On Sunday, September 9 at 2:30 p.m., Barbie and Bush James will launch the fall schedule at the Muncy Historical Society’s 40 N. Main Street location.

Charleston, S.C. (Jan. 28, 2005) – Civil War Confederate submarine Hunley conservators Philippe de Vivies, left, and Paul Mardikian remove the first section of the crew’s bench at the Warren Lash Conservation Lab in the former Charleston Navy Shipyard, S.C. Archaeologists and conservators are hopeful that once the bench is removed, they will discover new Hunley artifacts. (Photo courtesy of Naval Historical Center.)

The C.S.S. Hunley was a submarine of the Confederate States of America and the first to sink an enemy ship during the Civil War. On February 17, 1864 Hunley attacked and sank the enemy ship, the USS Housatonic which was on Union blockade duty near Charleston. Soon after, Hunley sank for unknown reasons, killing all eight of her crew. The Hunley was discovered in 1995. An intensive underwater archaeological investigation and excavation culminated with the raising of the Hunley in 2000. The position of the remains of the eight crew members indicated that the men died at their stations.

Bush and Barbie James will present a brief history of the Hunley’s military endeavors before sharing their filming of the funeral taken when the remains of the crew were laid to rest at Magnolia Cemetery in Charleston, South Carolina on April 17, 2004. Tens of thousands of people attended the service including some 10000 reenactors and civilians dressed wearing period clothing.

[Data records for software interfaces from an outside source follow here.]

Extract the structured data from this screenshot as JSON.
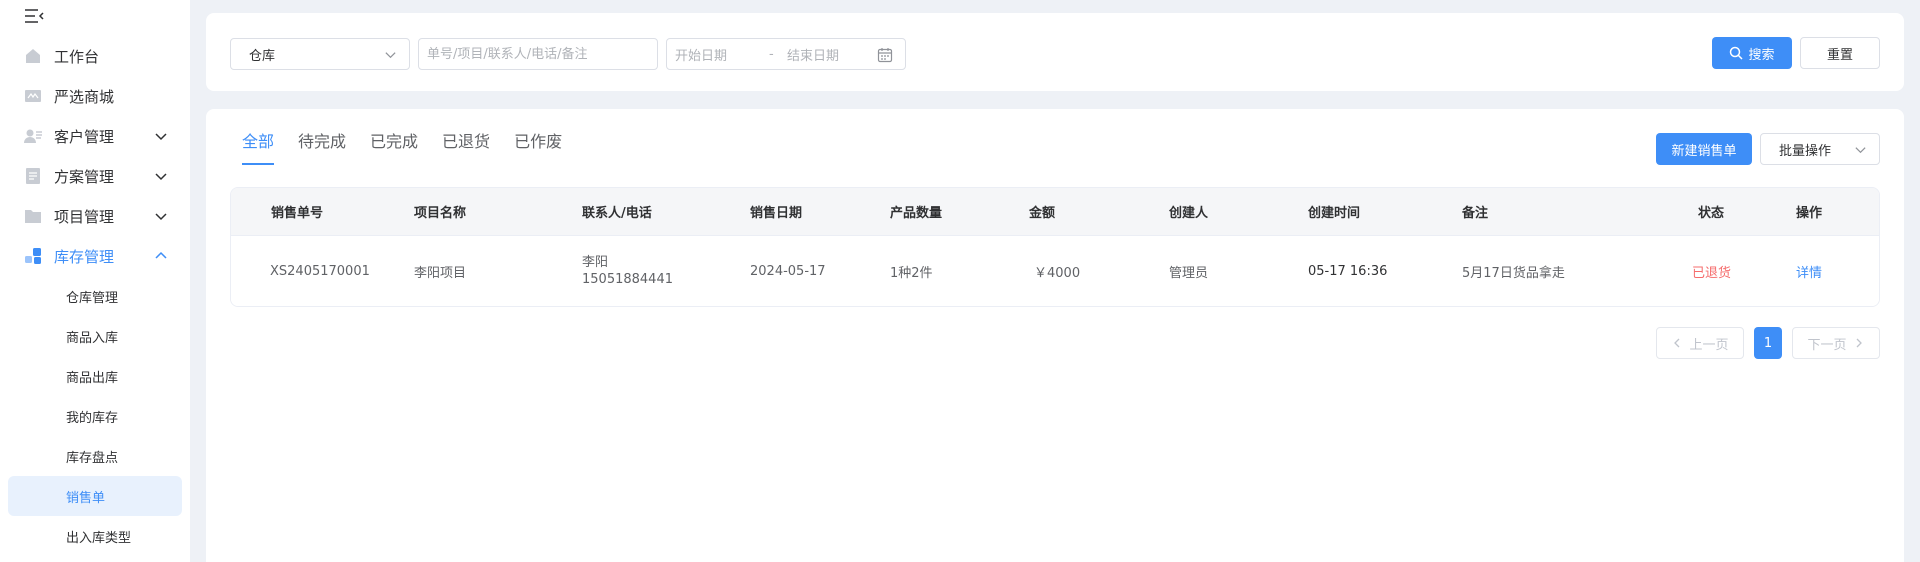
{
  "sidebar": {
    "items": [
      {
        "label": "工作台",
        "icon": "home-icon"
      },
      {
        "label": "严选商城",
        "icon": "store-icon"
      },
      {
        "label": "客户管理",
        "icon": "customer-icon"
      },
      {
        "label": "方案管理",
        "icon": "document-icon"
      },
      {
        "label": "项目管理",
        "icon": "folder-icon"
      },
      {
        "label": "库存管理",
        "icon": "inventory-icon"
      }
    ],
    "sub_items": [
      {
        "label": "仓库管理"
      },
      {
        "label": "商品入库"
      },
      {
        "label": "商品出库"
      },
      {
        "label": "我的库存"
      },
      {
        "label": "库存盘点"
      },
      {
        "label": "销售单"
      },
      {
        "label": "出入库类型"
      }
    ]
  },
  "filters": {
    "warehouse_select": "仓库",
    "keyword_placeholder": "单号/项目/联系人/电话/备注",
    "start_date_placeholder": "开始日期",
    "date_separator": "-",
    "end_date_placeholder": "结束日期",
    "search_label": "搜索",
    "reset_label": "重置"
  },
  "tabs": [
    {
      "label": "全部"
    },
    {
      "label": "待完成"
    },
    {
      "label": "已完成"
    },
    {
      "label": "已退货"
    },
    {
      "label": "已作废"
    }
  ],
  "actions": {
    "new_label": "新建销售单",
    "batch_label": "批量操作"
  },
  "table": {
    "headers": [
      "销售单号",
      "项目名称",
      "联系人/电话",
      "销售日期",
      "产品数量",
      "金额",
      "创建人",
      "创建时间",
      "备注",
      "状态",
      "操作"
    ],
    "rows": [
      {
        "order_no": "XS2405170001",
        "project": "李阳项目",
        "contact_name": "李阳",
        "contact_phone": "15051884441",
        "sale_date": "2024-05-17",
        "quantity": "1种2件",
        "amount": "￥4000",
        "creator": "管理员",
        "created_at": "05-17 16:36",
        "remark": "5月17日货品拿走",
        "status": "已退货",
        "action": "详情"
      }
    ]
  },
  "pagination": {
    "prev_label": "上一页",
    "current_page": "1",
    "next_label": "下一页"
  },
  "colors": {
    "primary": "#3e8ef7",
    "status_returned": "#f56c6c"
  }
}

The Society’s meetings and events are always open to the public. Museum tours begin at 1:30 on meeting days and light refreshments are served immediately following the program in the colonial kitchen.